In the Washington Heights neighborhood in New York City, a neighborhood with a large Spanish-speaking population, there were no Spanish language interpreters at the vaccine site.[11]


How can we possibly expect people to know the information they need to get the vaccines they need when people have to confront a language barrier? This is a rhetorical question, of course. The concern is that if we don’t make the effort to deal with the language barrier, many people will be left too frustrated to continue in their attempts to receive the vaccinations they need.

The three issues mentioned above are three of the issues that are making it a challenge for people of color to get the vaccinations needed, even though many of the communities hit hardest by this have been communities of color.


[1] https://www.kff.org/policy-watch/early-state-vaccination-data-raise-warning-flags-racial-equity/. I should note here, by the way, that this study includes data on Blacks and Hispanics, but data on Native Americans is still apparently quite limited.
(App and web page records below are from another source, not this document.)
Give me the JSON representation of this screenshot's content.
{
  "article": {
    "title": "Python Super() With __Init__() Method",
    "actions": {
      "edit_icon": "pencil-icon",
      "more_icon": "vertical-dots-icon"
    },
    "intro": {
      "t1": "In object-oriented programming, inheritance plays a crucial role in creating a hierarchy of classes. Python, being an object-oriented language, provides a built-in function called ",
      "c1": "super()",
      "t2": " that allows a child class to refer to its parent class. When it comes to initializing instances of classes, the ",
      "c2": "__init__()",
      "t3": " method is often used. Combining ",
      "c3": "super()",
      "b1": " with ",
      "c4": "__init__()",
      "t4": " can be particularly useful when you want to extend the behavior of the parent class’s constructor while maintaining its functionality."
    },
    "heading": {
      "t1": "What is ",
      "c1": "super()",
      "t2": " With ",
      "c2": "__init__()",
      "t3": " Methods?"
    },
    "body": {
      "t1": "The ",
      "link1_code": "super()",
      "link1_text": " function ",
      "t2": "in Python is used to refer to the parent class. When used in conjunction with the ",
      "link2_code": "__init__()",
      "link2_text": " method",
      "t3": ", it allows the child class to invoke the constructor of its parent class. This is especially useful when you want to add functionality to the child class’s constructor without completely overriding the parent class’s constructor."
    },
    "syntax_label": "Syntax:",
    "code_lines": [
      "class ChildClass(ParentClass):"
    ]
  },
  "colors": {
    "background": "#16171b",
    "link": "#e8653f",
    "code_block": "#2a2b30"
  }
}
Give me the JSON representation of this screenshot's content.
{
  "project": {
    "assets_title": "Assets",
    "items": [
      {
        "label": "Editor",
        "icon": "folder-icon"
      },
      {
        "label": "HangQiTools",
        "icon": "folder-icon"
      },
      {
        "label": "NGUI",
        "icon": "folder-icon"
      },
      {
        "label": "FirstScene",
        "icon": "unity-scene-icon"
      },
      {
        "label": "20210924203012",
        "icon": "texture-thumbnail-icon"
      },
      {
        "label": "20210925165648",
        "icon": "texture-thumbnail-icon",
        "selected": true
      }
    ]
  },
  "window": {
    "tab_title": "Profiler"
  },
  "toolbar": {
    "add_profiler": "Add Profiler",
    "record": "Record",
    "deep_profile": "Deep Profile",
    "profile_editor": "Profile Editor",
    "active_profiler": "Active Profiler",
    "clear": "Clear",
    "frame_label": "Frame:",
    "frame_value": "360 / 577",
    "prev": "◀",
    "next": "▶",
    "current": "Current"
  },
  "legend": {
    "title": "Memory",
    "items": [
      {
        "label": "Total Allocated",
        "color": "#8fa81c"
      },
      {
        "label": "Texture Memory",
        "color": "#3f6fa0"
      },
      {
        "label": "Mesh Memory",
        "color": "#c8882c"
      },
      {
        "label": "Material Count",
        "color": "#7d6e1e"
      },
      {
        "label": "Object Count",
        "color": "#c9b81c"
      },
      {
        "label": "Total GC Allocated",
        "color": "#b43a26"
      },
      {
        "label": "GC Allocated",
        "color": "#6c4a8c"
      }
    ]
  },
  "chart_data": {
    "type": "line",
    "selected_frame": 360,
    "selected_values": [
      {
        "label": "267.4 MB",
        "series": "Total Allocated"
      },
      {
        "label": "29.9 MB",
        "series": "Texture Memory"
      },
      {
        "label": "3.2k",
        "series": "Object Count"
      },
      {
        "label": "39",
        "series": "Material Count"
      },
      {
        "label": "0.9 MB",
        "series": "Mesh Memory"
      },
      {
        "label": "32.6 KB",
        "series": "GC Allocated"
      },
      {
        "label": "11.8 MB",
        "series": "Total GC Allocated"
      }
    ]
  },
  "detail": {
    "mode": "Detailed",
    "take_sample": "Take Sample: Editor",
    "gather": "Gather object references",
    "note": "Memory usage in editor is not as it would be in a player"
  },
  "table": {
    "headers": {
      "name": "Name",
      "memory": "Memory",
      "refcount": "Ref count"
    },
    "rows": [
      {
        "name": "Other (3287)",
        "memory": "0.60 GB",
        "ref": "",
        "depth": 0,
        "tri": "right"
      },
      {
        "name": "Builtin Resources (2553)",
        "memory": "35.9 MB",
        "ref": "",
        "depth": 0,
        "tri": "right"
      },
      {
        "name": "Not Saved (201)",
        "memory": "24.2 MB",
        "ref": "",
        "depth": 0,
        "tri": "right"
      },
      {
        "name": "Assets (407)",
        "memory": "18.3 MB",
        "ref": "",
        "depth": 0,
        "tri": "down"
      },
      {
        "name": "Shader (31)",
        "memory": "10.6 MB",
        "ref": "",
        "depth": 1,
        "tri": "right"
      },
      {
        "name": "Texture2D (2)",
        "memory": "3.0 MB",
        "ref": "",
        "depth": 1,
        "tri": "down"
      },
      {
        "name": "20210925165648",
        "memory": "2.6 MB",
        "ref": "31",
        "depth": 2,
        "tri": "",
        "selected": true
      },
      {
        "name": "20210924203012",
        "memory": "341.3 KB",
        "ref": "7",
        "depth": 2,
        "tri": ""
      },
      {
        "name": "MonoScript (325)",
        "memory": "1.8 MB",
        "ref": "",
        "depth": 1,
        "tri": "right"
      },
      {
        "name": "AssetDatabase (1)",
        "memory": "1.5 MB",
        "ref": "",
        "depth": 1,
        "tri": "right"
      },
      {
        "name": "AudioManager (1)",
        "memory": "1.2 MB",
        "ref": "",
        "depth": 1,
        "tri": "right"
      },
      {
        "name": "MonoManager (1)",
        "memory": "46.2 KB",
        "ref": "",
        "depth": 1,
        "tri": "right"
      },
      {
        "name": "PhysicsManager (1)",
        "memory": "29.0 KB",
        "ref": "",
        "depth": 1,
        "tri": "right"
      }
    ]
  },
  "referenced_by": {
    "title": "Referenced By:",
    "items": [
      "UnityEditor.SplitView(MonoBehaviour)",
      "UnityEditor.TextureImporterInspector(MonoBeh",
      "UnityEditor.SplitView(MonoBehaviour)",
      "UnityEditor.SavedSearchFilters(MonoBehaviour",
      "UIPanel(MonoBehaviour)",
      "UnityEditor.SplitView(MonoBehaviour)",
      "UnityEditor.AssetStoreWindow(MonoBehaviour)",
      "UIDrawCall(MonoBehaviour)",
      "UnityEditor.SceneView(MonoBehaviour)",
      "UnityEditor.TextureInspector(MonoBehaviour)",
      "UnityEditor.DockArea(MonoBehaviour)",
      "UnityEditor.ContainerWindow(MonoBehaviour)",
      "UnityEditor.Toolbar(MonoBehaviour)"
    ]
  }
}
Because of the limited data on Native Americans and vaccine usage and distribution, this post will not focus on Native Americans. A second post on the topic of racial inequity and COVID vaccine distribution may be required, if such inequities also exist with Native Americans.  

[2] The short version was that this was a highly unethical study looking to record the natural history of syphilis in Blacks. As for a longer version, it’s on the website of the Centers for Disease Control and Prevention website: https://www.cdc.gov/tuskegee/timeline.htm

[3] https://www.thelancet.com/journals/lancet/article/PIIS0140-6736(20)32032-8/fulltext

[4] The Lancet, a highly respected medical journal, has a longer piece on the issue of medical racism in the United States: https://www.thelancet.com/journals/lancet/article/PIIS0140-6736(20)32032-8/fulltext

[5] https://www.baltimoresun.com/coronavirus/bs-md-vaccine-rollout-disparity-20210125-d2mwyfe7evfthgeoswe54tsb54-story.html

[6] https://www.statesman.com/story/news/2020/12/30/covid-19-vaccination-sites-lacing-east-austin/4091913001/

[7] https://www.usnews.com/news/best-states/florida/articles/2021-01-27/some-black-communities-in-florida-have-no-vaccine-access

[8] https://www.nbcdfw.com/investigations/texas-has-sent-no-covid-19-vaccine-to-southern-dallas-neighborhoods-where-many-have-died/2522753/

[9] https://www.orlandosentinel.com/espanol/el-sentinel-in-english/os-prem-ex-english-covid-vaccine-information-spanish-20210122-hcmmd24hbrfhbcptho4f3tnqkm-story.html

[10] https://www.abc15.com/news/region-west-valley/glendale/do-arizona-covid-19-vaccination-sites-have-enough-bilingual-assistance

[11] https://www.thecity.nyc/coronavirus/2021/1/26/22251524/vaccines-washington-heights-armory